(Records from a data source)
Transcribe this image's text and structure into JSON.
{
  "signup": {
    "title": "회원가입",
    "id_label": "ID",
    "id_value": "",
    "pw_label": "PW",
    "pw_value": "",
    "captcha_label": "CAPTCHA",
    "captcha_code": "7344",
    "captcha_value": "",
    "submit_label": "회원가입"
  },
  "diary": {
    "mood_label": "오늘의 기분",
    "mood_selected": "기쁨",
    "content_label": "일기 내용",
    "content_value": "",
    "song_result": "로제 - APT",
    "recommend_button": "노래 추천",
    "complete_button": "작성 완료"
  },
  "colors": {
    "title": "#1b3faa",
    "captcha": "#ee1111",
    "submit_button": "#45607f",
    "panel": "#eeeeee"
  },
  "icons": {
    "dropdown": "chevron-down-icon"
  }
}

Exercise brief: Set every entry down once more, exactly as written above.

Answer box:
Transcribe this image's text and structure into JSON.
{
  "signup": {
    "title": "회원가입",
    "id_label": "ID",
    "id_value": "",
    "pw_label": "PW",
    "pw_value": "",
    "captcha_label": "CAPTCHA",
    "captcha_code": "7344",
    "captcha_value": "",
    "submit_label": "회원가입"
  },
  "diary": {
    "mood_label": "오늘의 기분",
    "mood_selected": "기쁨",
    "content_label": "일기 내용",
    "content_value": "",
    "song_result": "로제 - APT",
    "recommend_button": "노래 추천",
    "complete_button": "작성 완료"
  },
  "colors": {
    "title": "#1b3faa",
    "captcha": "#ee1111",
    "submit_button": "#45607f",
    "panel": "#eeeeee"
  },
  "icons": {
    "dropdown": "chevron-down-icon"
  }
}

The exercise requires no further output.